Martin Luther King Jr.’s Daughter Urges Protestors to Use ‘Non-Violent Means’
By Rachel McRady
Paras Griffin/Getty Images
Dr. Bernice King, the youngest child of the late Dr. Martin Luther King Jr., is speaking out as protests are carried out around the country. The 57-year-old CEO of The King Center spoke at a city briefing in Atlanta, Georgia, over the weekend where she addressed those protesting the death of George Floyd.
"I've obviously been in the place of the daughter of George, a 6-year-old left without her daddy who was killed senselessly as my father was assassinated senselessly," King said, referencing her father's 1968 death. "It sent me on a journey of anger, and I fought that demon a long time."
King went on to follow in the footsteps of her Civil Rights leader father, urging a non-violent civil disobedience.
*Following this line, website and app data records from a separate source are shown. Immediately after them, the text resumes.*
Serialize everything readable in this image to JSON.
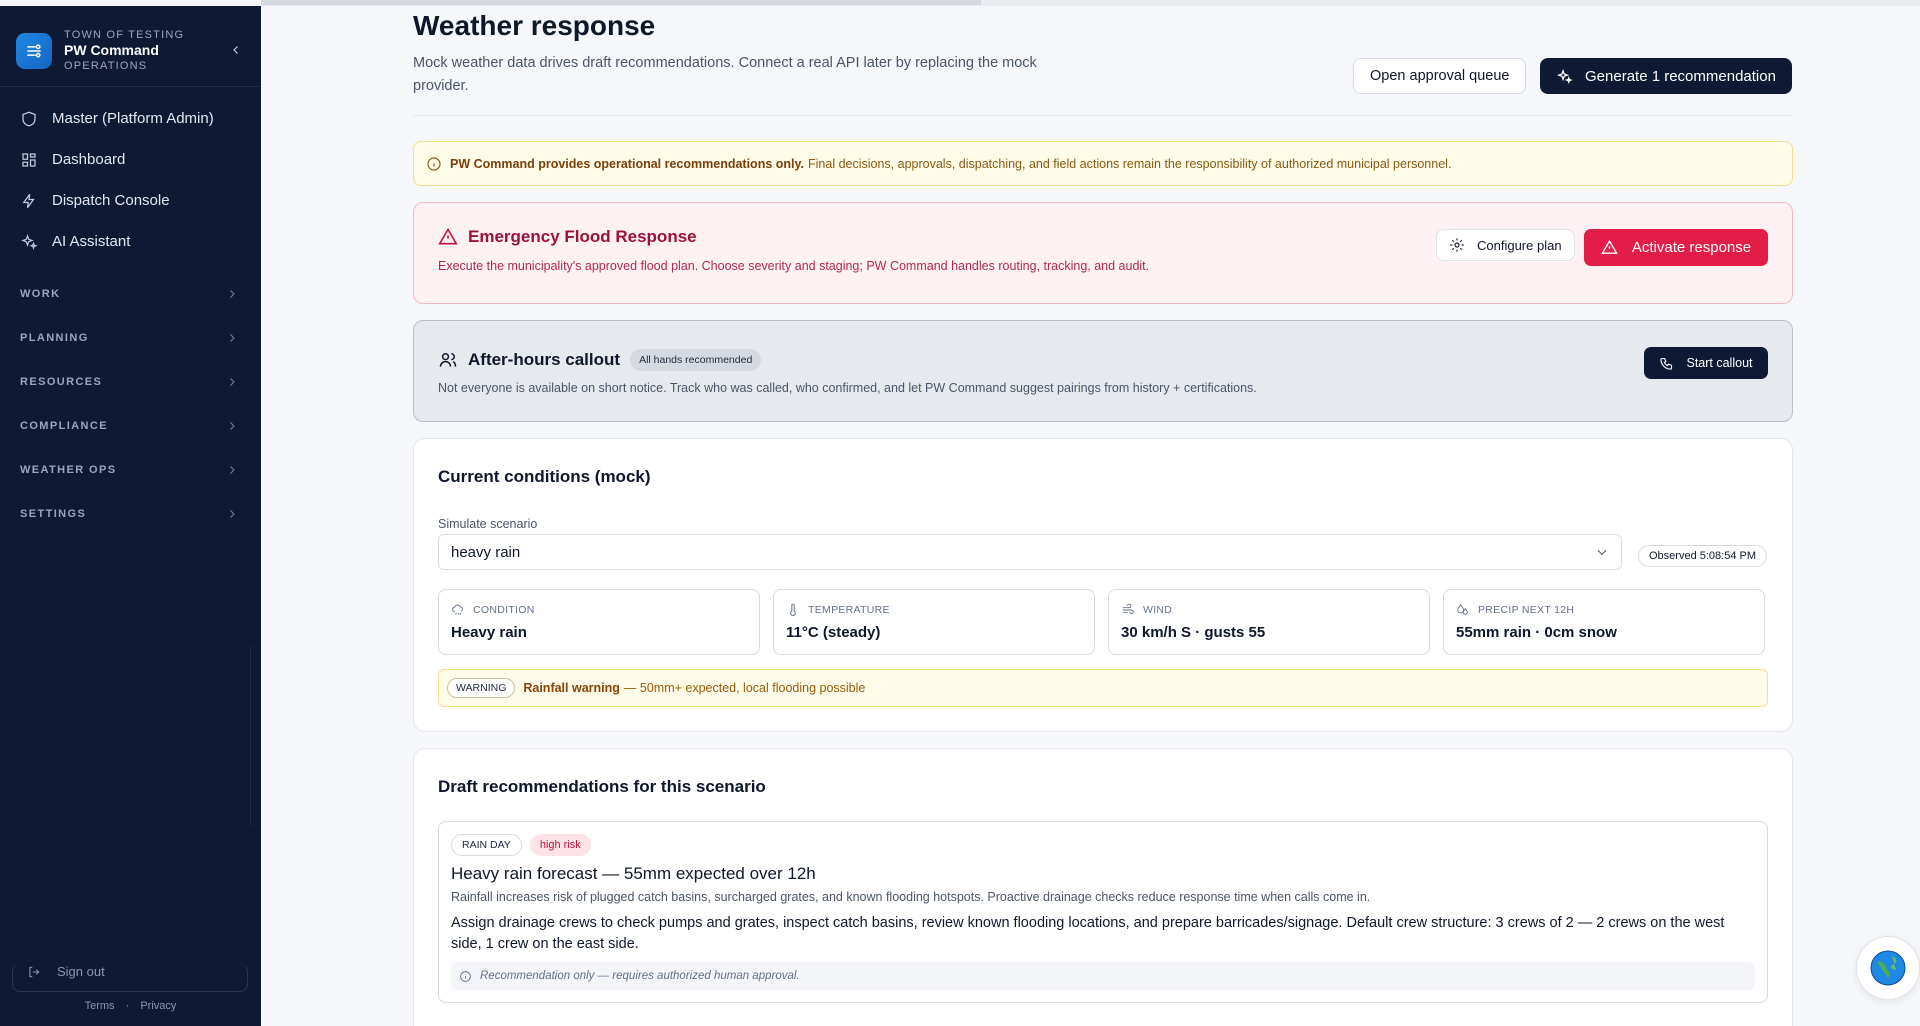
{
  "brand": {
    "town": "TOWN OF TESTING",
    "name": "PW Command",
    "sub": "OPERATIONS"
  },
  "nav": {
    "items": [
      {
        "label": "Master (Platform Admin)",
        "icon": "shield-icon"
      },
      {
        "label": "Dashboard",
        "icon": "grid-icon"
      },
      {
        "label": "Dispatch Console",
        "icon": "bolt-icon"
      },
      {
        "label": "AI Assistant",
        "icon": "sparkles-icon"
      }
    ],
    "groups": [
      "WORK",
      "PLANNING",
      "RESOURCES",
      "COMPLIANCE",
      "WEATHER OPS",
      "SETTINGS"
    ]
  },
  "footer": {
    "signout": "Sign out",
    "terms": "Terms",
    "privacy": "Privacy"
  },
  "header": {
    "title": "Weather response",
    "description": "Mock weather data drives draft recommendations. Connect a real API later by replacing the mock provider.",
    "approval_button": "Open approval queue",
    "generate_button": "Generate 1 recommendation"
  },
  "notice": {
    "bold": "PW Command provides operational recommendations only.",
    "text": "Final decisions, approvals, dispatching, and field actions remain the responsibility of authorized municipal personnel."
  },
  "flood": {
    "title": "Emergency Flood Response",
    "description": "Execute the municipality's approved flood plan. Choose severity and staging; PW Command handles routing, tracking, and audit.",
    "configure_button": "Configure plan",
    "activate_button": "Activate response"
  },
  "callout": {
    "title": "After-hours callout",
    "badge": "All hands recommended",
    "description": "Not everyone is available on short notice. Track who was called, who confirmed, and let PW Command suggest pairings from history + certifications.",
    "button": "Start callout"
  },
  "conditions": {
    "title": "Current conditions (mock)",
    "scenario_label": "Simulate scenario",
    "scenario_value": "heavy rain",
    "observed": "Observed 5:08:54 PM",
    "metrics": [
      {
        "label": "CONDITION",
        "value": "Heavy rain",
        "icon": "cloud-rain-icon"
      },
      {
        "label": "TEMPERATURE",
        "value": "11°C (steady)",
        "icon": "thermometer-icon"
      },
      {
        "label": "WIND",
        "value": "30 km/h S · gusts 55",
        "icon": "wind-icon"
      },
      {
        "label": "PRECIP NEXT 12H",
        "value": "55mm rain · 0cm snow",
        "icon": "droplets-icon"
      }
    ],
    "warning": {
      "badge": "WARNING",
      "bold": "Rainfall warning",
      "text": "— 50mm+ expected, local flooding possible"
    }
  },
  "drafts": {
    "title": "Draft recommendations for this scenario",
    "recommendation": {
      "tag": "RAIN DAY",
      "risk": "high risk",
      "title": "Heavy rain forecast — 55mm expected over 12h",
      "description": "Rainfall increases risk of plugged catch basins, surcharged grates, and known flooding hotspots. Proactive drainage checks reduce response time when calls come in.",
      "body": "Assign drainage crews to check pumps and grates, inspect catch basins, review known flooding locations, and prepare barricades/signage. Default crew structure: 3 crews of 2 — 2 crews on the west side, 1 crew on the east side.",
      "note": "Recommendation only — requires authorized human approval."
    }
  }
}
"This is a moment where people are feeling a lot of stuff right now and are fed up. And as I stand in this moment and I look at my journey, I have to make an appeal to my brothers and sisters. Because I realize that the only way to get constructive change is through non-violent means," she continued.
She added that others should "listen to the cries that are coming out of the hearts and the souls of my young brothers and sisters and all of the others that are in the streets of America right now and in our city."
The activist went on to note that systemic racism and white supremacy must be dealt with through non-violent means.
"It's a proven method. It did not fail my father," she added. "Right now it's about what is the end goal. The end goal is we want change and we want it now, but change never comes through violence. It is not a solution."
King noted that though she doesn't support violent protests, that doesn't mean she doesn't relate to protestors' pain.
"I am speaking through my heart now and saying I feel you. Trust me, I feel you," she said. "I've been close to the edge this time, but I can't go back to all that I felt inside and the rage that was inside that wanted me to destroy people and destroy lives as Martin Luther King's daughter."
Floyd, a black man living in Minneapolis, Minnesota, died after a police officer held him down by the neck with his knee for more than seven minutes when he was arrested for suspicion of forgery. The incident was filmed and Floyd was seen repeatedly telling the officer, "I can't breathe."